Return a copy of every line in the records that includes the word "battery".

::: Extracted information

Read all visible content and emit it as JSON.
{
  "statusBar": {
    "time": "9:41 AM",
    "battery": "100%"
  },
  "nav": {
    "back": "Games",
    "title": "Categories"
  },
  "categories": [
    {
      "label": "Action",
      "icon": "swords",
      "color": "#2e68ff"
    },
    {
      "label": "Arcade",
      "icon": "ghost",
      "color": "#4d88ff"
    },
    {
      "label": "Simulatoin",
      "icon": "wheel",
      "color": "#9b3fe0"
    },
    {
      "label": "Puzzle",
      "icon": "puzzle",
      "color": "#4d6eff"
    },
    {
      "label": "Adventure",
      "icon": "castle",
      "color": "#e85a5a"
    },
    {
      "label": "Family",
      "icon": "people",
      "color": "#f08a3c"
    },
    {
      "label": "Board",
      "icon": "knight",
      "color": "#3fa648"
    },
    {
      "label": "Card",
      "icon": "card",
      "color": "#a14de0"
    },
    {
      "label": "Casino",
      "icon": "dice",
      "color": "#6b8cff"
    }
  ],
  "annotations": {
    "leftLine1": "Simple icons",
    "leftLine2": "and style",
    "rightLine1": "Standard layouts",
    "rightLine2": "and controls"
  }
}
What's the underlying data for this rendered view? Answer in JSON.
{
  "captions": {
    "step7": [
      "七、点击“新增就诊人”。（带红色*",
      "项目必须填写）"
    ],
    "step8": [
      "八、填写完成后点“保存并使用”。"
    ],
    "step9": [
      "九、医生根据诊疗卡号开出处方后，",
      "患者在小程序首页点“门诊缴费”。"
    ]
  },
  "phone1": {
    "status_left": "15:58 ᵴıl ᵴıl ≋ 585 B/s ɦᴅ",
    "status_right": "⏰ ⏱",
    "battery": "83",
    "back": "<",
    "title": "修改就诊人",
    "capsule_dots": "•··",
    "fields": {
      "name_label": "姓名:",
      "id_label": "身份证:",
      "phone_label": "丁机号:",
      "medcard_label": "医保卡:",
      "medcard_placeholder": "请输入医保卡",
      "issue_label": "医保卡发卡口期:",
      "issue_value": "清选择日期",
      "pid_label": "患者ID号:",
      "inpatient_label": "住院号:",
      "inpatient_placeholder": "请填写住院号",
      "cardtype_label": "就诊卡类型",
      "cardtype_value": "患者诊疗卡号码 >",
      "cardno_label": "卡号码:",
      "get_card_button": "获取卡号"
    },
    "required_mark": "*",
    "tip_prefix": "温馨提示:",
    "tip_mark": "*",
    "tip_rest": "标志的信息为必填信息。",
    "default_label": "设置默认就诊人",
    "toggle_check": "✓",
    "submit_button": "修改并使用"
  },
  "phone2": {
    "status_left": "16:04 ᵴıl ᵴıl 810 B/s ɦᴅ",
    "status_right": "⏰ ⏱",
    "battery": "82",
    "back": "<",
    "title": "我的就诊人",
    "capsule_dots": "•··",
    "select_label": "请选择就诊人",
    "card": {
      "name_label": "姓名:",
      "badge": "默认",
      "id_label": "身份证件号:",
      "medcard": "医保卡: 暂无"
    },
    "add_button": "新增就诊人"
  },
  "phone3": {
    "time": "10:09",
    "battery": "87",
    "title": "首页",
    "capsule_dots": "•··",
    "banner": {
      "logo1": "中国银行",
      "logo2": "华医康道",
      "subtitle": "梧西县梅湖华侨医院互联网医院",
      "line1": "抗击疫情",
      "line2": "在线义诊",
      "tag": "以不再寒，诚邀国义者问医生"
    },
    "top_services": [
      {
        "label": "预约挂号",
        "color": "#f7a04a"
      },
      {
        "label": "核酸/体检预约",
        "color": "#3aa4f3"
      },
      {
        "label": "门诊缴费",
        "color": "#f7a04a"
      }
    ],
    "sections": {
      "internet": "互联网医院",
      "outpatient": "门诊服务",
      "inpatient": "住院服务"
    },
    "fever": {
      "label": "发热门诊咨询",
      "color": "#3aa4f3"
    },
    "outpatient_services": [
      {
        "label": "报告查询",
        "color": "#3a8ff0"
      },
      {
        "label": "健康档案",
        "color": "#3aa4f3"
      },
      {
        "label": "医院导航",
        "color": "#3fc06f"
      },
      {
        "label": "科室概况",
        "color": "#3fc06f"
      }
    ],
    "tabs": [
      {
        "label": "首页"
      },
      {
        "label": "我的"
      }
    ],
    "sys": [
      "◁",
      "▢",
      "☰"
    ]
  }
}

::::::

=== Exercise output ===
    "battery": "100%"
    "battery": "83",
    "battery": "82",
    "battery": "87",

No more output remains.